Demand for law consists of three components: equity in law enforcement, certainty, and fair justice. The greatest number of complaints concerns selective enforcement of judgments when similar cases are handled differently. For example, one person may be given a serious prison term, while another may go free for the same crime.
Fair justice requires that jurisprudence identify and take into account all the circumstances of the case and treat similar cases equally.
The lack of civil initiative to protect rights is compensated by the initiative of the state.
Vadim Volkov, Head of the Research Institute for the Rule of Law and Vice Rector at the European University in St. Petersburg, said that most lawsuits come from the Federal Tax Service (22.8% of total), the Pension Fund (4.6%) and utilities organizations (16.7%). High activity on the part of the state in identifying economic crimes is also notable. ‘We are dealing with the mobilization of a patronage system of law’, said Volkov.
It should be noted that 99.5% of cases result in a conviction. At the same time, Yuri Pilipenko, president of the Federal Chamber of Lawyers, noted that judges feel themselves to be a part of the law enforcement system and do not perform their duties properly.
Participants noted tha establishing the rule of law (or at least coming close to it) is not possible without a strong civil initiative. People rather than the state should create demand for law in the country.

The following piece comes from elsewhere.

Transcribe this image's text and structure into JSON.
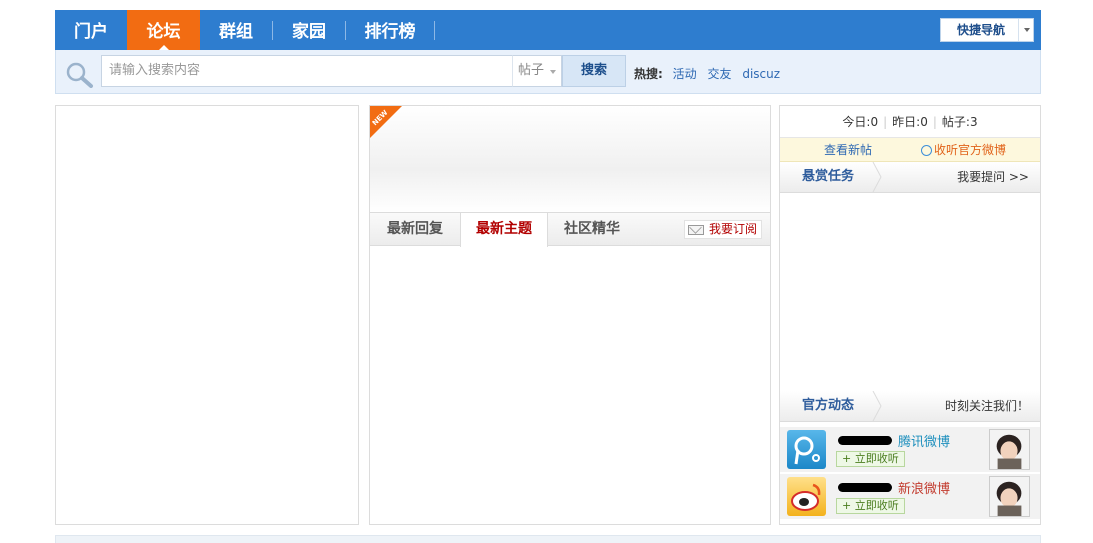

According to Kathryn Hendley, Professor of Law and Political Science at the University of Wisconsin-Madison, the legal nihilism of society is due to the fact that the people on top do not listen and make laws that are difficult to understand and enforce. ‘Laws must be such that they can be used quickly and easily without instructions and regulations’ she said.
Sergey Pashin, Professor in the HSE Faculty of Law, drew attention to the fact that while juries are a good tool to establish the rule of law in the country, they are currently being eliminated. ‘The right to a jury is at odds with the right of a judge’, he explained. ‘In a jury trial there are twenty times more acquittals’. Jurors require proof of guilt, pay attention to the inaction of lawyers, and question the validity of an investigation and trial if the defendant is tortured. ‘The right to have a jury is a human right, and juries need to be increased rather than eliminated’, he said.Volkov said that using information technologies could get the situation moving in that that they would enable the mobilization of law in society. He gave an example of how people can solve the problem of car parking together with the traffic police in a city. The Spot mobile application helps in recording violations and in submitting them to the traffic police without having to meet with law enforcement agencies or spend considerable time and effort. Already more than 50,000 people are actively using this application.